━━━━━ GIVEN INFORMATION
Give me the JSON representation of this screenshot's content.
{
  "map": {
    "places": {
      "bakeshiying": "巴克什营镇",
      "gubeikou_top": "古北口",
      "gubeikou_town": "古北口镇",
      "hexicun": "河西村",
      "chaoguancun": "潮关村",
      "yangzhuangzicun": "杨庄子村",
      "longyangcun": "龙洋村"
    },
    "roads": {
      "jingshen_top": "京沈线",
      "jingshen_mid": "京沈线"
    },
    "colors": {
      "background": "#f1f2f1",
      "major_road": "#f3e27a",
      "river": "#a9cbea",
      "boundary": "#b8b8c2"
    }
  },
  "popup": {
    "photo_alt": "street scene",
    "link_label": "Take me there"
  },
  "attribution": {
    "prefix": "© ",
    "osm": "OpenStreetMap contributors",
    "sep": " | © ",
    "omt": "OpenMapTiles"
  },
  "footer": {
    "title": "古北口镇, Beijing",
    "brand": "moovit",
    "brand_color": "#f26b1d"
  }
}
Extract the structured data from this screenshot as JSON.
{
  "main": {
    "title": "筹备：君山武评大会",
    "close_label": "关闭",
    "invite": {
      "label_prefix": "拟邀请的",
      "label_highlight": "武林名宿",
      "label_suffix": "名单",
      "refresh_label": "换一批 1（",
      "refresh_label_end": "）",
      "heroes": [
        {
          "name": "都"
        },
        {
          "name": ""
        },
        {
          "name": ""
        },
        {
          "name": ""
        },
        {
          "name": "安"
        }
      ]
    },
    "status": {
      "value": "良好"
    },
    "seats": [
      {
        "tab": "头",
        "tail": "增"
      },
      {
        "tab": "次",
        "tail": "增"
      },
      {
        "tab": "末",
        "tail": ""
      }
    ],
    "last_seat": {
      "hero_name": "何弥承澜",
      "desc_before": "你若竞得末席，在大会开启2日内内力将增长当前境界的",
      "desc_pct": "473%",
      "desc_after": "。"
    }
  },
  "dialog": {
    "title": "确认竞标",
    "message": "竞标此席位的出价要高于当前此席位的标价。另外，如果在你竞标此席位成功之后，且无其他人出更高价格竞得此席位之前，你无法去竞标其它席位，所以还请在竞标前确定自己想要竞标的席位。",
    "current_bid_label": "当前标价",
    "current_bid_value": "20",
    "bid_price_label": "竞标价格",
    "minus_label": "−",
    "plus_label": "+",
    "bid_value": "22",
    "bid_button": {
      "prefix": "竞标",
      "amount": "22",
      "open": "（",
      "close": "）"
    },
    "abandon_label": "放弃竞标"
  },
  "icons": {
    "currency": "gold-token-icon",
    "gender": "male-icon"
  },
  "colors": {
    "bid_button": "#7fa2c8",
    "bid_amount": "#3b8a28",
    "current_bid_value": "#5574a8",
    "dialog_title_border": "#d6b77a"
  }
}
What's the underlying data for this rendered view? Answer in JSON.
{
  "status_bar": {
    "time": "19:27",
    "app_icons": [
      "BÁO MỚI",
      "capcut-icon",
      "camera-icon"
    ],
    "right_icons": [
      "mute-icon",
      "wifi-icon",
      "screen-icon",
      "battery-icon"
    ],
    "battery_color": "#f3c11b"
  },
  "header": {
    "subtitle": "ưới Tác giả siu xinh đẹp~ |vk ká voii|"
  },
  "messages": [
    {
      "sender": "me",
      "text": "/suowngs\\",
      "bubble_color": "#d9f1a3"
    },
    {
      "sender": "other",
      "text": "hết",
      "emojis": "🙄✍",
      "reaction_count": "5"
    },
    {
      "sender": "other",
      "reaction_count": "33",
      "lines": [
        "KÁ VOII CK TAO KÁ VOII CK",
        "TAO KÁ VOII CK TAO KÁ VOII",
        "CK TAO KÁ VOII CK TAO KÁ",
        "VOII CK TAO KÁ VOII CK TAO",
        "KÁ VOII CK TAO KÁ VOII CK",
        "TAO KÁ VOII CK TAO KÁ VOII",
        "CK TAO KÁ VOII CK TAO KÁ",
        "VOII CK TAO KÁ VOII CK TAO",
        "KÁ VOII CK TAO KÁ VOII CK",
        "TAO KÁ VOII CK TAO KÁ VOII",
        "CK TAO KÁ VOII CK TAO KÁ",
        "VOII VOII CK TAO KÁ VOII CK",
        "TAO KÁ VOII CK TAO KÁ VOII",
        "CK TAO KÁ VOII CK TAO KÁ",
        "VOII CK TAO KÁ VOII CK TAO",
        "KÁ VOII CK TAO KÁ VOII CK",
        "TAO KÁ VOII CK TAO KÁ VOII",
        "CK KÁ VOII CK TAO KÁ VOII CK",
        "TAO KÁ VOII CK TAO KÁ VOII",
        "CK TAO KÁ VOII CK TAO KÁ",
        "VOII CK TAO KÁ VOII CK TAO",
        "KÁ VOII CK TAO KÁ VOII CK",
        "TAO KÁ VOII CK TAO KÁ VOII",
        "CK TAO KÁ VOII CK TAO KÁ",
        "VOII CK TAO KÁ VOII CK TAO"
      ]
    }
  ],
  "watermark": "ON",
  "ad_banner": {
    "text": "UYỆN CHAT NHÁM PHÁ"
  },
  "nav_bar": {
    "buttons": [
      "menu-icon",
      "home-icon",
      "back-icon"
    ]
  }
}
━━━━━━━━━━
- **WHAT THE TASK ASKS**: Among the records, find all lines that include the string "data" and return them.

- **REPLY TO THE EXERCISE**:
Extract the structured data from this screenshot as JSON.
What's the underlying data for this rendered view? Answer in JSON.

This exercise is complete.